- Taking money from your paycheck (administrative wage garnishment);
- Lowering your credit score, making it difficult to get loans or credit;
- Holding up your application or renewal of your professional, vocational or occupational license;
- Holding or garnishing your IRS refund; and
- A lawsuit filed against you by the US Department of Education. There is no time limit or statute of limitations on this type if lawsuit.
Contact your lender to work out a repayment plan. Most lenders will work with you, but you have to ask. Get more information from www.studentaid.gov. Here are some options:
- Deferment or Forbearance: Deferment and forbearance are ways to temporarily postpone, lower, or stop your loan payments for a specific period of time.
- Income Based Repayment (IBR) – IBR allows you to lower your monthly payments based on your current income and expenses. Your payments can go up or down each year as your financial circumstances change. To be eligible you must not be in default and show that your payment under the 10 year standard student loan repayment is higher than what you’d pay under IBR. You can stay on the IBR plan even if your financial situation improves.
- Consolidation –You can consolidate multiple loans into one loan with a lower monthly payment, and have up to 30 years to pay, which means you’ll pay more interest overall but you’ll have more time to pay it off.
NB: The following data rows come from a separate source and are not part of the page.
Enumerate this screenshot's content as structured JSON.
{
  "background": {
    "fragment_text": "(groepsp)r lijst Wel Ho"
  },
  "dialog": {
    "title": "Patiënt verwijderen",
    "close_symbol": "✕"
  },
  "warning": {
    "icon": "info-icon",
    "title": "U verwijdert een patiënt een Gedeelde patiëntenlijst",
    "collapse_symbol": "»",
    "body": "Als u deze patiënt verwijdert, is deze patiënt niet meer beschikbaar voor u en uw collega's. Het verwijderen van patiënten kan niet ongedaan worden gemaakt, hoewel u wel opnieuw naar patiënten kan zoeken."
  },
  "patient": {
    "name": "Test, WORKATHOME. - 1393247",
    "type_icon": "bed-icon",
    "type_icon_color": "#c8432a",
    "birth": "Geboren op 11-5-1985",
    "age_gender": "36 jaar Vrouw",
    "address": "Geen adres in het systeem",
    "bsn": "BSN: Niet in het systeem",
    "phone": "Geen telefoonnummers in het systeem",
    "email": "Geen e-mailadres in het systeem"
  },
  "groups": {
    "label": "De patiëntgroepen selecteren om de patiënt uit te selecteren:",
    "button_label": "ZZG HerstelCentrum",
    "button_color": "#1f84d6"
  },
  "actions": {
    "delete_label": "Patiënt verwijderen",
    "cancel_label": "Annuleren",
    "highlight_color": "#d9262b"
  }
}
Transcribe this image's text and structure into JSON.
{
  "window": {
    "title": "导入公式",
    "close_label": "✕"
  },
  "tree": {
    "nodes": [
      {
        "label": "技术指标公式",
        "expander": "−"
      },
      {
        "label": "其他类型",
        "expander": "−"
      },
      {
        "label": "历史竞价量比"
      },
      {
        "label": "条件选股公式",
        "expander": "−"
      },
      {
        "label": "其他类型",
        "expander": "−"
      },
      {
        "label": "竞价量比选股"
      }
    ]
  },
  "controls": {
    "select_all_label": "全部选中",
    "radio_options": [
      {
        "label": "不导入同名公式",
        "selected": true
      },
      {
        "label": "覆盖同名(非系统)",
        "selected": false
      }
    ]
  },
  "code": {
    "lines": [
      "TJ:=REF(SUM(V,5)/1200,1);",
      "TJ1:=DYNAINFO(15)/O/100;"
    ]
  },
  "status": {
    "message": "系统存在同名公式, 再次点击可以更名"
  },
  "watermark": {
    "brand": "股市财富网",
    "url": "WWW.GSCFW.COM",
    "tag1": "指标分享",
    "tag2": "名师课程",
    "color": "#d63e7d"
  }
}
Rarely. Your odds for discharge in bankruptcy are better if you have very low income or your loans are from a for-profit trade school.
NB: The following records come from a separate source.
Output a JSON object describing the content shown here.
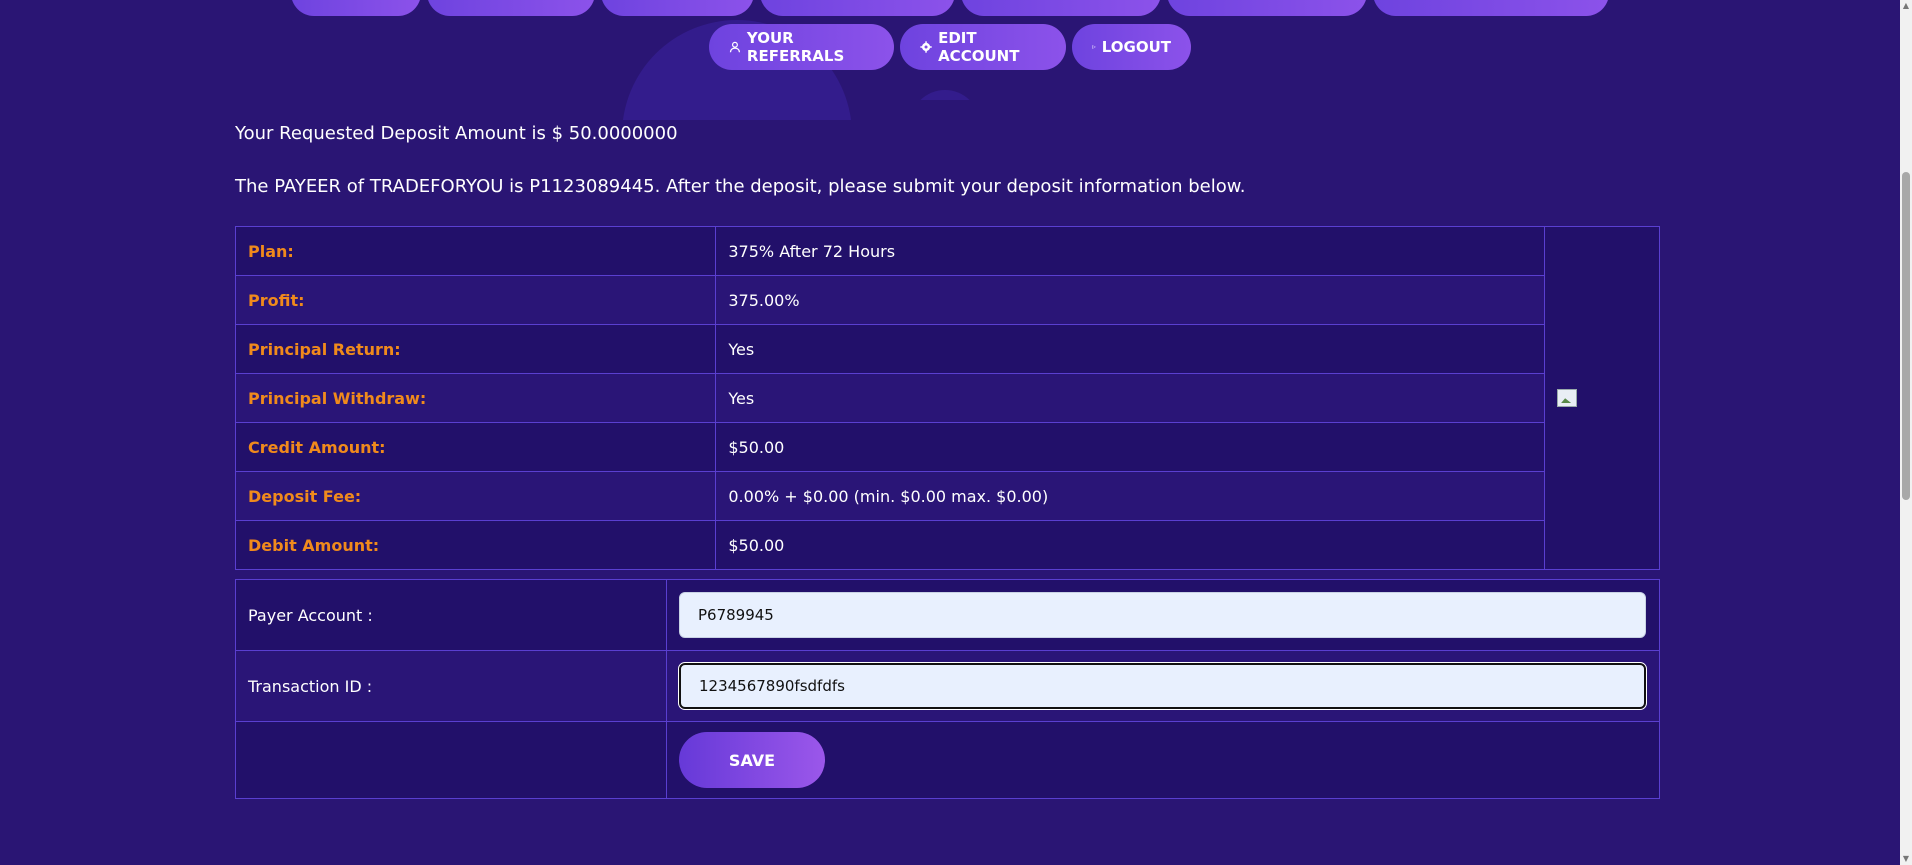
{
  "nav": {
    "top_row": [
      "",
      "",
      "",
      "",
      "",
      "",
      ""
    ],
    "bottom_row": [
      {
        "label": "YOUR REFERRALS",
        "icon": "user-icon"
      },
      {
        "label": "EDIT ACCOUNT",
        "icon": "gear-icon"
      },
      {
        "label": "LOGOUT",
        "icon": "logout-icon"
      }
    ]
  },
  "deposit": {
    "requested_line": "Your Requested Deposit Amount is $ 50.0000000",
    "payeer_line": "The PAYEER of TRADEFORYOU is P1123089445. After the deposit, please submit your deposit information below."
  },
  "details": [
    {
      "label": "Plan:",
      "value": "375% After 72 Hours"
    },
    {
      "label": "Profit:",
      "value": "375.00%"
    },
    {
      "label": "Principal Return:",
      "value": "Yes"
    },
    {
      "label": "Principal Withdraw:",
      "value": "Yes"
    },
    {
      "label": "Credit Amount:",
      "value": "$50.00"
    },
    {
      "label": "Deposit Fee:",
      "value": "0.00% + $0.00 (min. $0.00 max. $0.00)"
    },
    {
      "label": "Debit Amount:",
      "value": "$50.00"
    }
  ],
  "form": {
    "payer_account_label": "Payer Account :",
    "payer_account_value": "P6789945",
    "transaction_id_label": "Transaction ID :",
    "transaction_id_value": "1234567890fsdfdfs",
    "save_label": "SAVE"
  },
  "colors": {
    "background": "#2a1574",
    "label_orange": "#f08a1c",
    "button_gradient_start": "#6639d8",
    "button_gradient_end": "#9b57ea"
  }
}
- For a discharge under Chapter 7 you need evidence of undue financial hardship, which means that you can’t maintain a minimum standard of living based on your income and expenses, and your financial situation is not likely to change.
- In a Chapter 13 bankruptcy repayment plan, your student loan debt is treated the same as any other unsecured debt, like credit cards and medical bills. You’re not required to pay the loan off in full, but you are required to make (possibly reduced) payments during the repayment period.
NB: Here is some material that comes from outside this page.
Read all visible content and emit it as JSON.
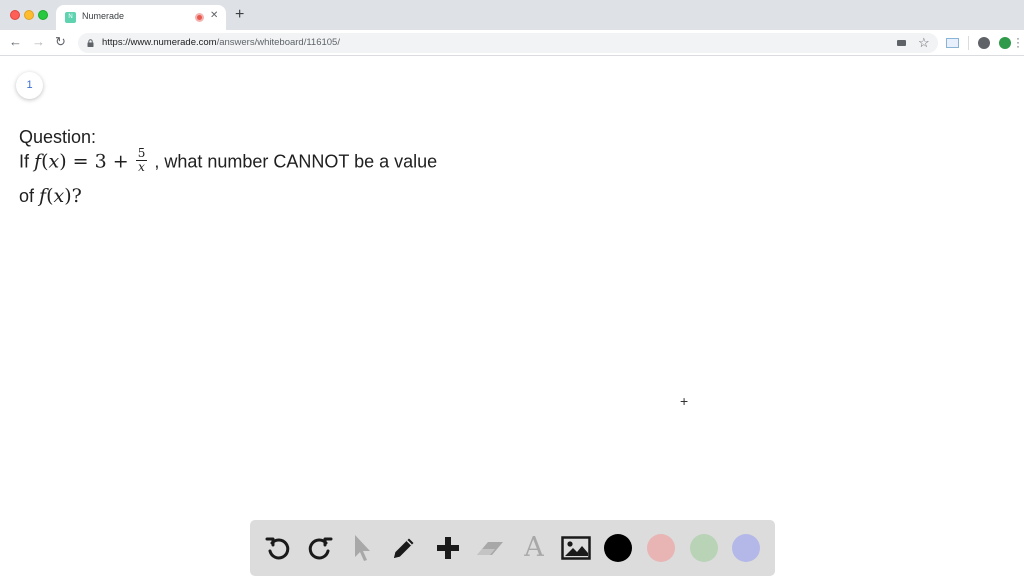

- If you are totally and permanently disabled and as supported by medical evidence.
- If your school falsely certified to the Dept. of Education that you could benefit from its instruction.
- If you dropped classes before the refund deadline but your school refused the refund.
- If your school shut down while you were enrolled.
If it closes while you are enrolled or up to 120 days after you withdrew, your loans will be discharged. You are eligible if you have not completed your program of study, even if you received a diploma or certificate before the program’s completion. If you have nonfederal loans through private lenders, you will need to contact them. You will have to fill out a Closed School Loan Discharge Application. Your last attendance date should be the same when your school closed. This does not apply if you transfer your credits to another school to complete a similar program.